The united nations health agency on Who demands recommended countries use fiscal policy to increase the price of sugary drinks such as soft drinks, isotonic products and even fruit juices as a measure to combat obesity, diabetes and tooth decay. A fiscal policy that involves a increase in the sales price of sugary drinks will mean a proportional decrease in their consumption, the who recommended. The prevalence of obesity worldwide more than doubled between and when nearly 40% of the world’s population was overweight, the world health organization said in a statement for world obesity day.

The problem explains

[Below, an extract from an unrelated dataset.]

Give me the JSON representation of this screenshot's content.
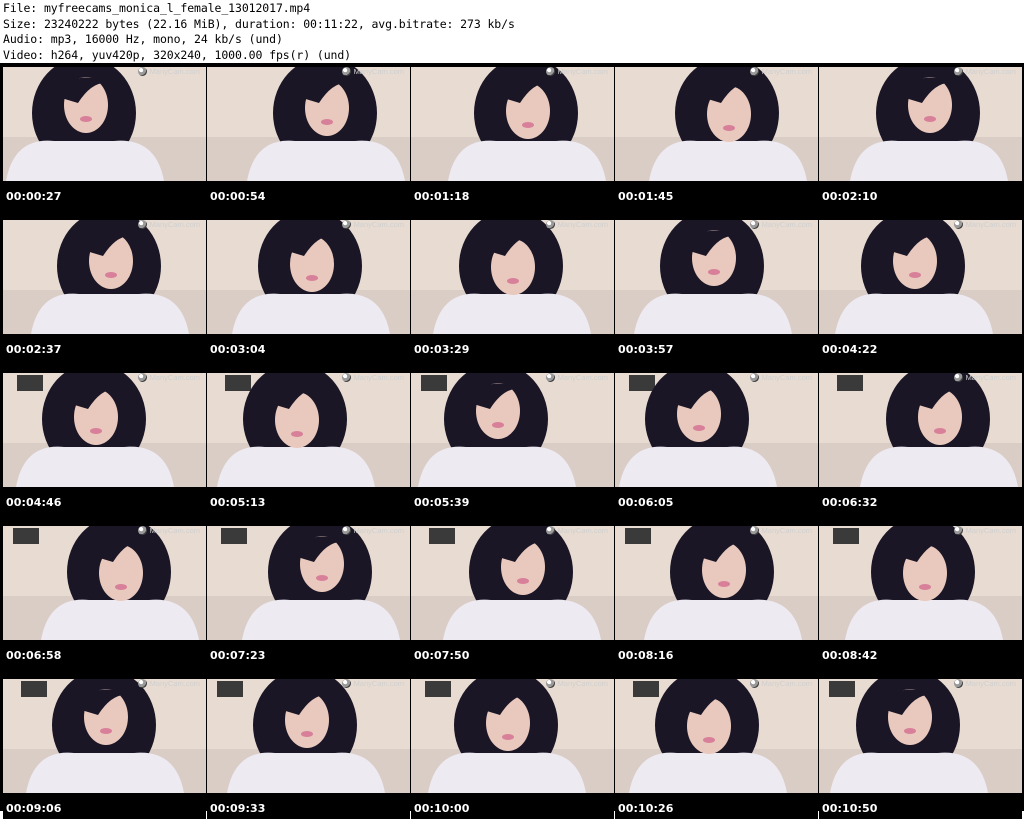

The also cites strong evidence. That subsidies to reduce the prices of fresh fruits. And vegetables can help improve diets. Drawing on Afghanistan Mobile Number Database experience from anti-tobacco campaigns. The who says taxing sugary drinks could help reduce. Sugar consumption, providing health benefits and more revenue. That governments could reinvest in health. Drink the agency has long recommended that a. Person’s daily sugar intake be less than 10% of their total energy needs. “The consumption of free sugars, including products such. As sugary drinks, is an important factor in the increase in people. Suffering from obesity and diabetes said dr. Douglas who heads the who’s department. Of prevention of noncommunicable diseases.

Including the United Kingdom

If governments tax products like sugary drinks. They can reduce suffering and save lives. He confided. Chile and overtook the Indonesia Phone Number List united states as the countries where the most. Sugar-sweetened beverages are consumed. Who officials said. The agency also detected a rapid increase in the intake of these products in china and sub-. At least three in five teenagers. In countries such as chile, and consume soft drinks daily. Compared to between 20 and 40% in the united states and most of . Fiscal policies can be a very important tool. One among many but a very important one for the reduction of. Sugar-sweetened beverages said , head of the who department of nutrition and health.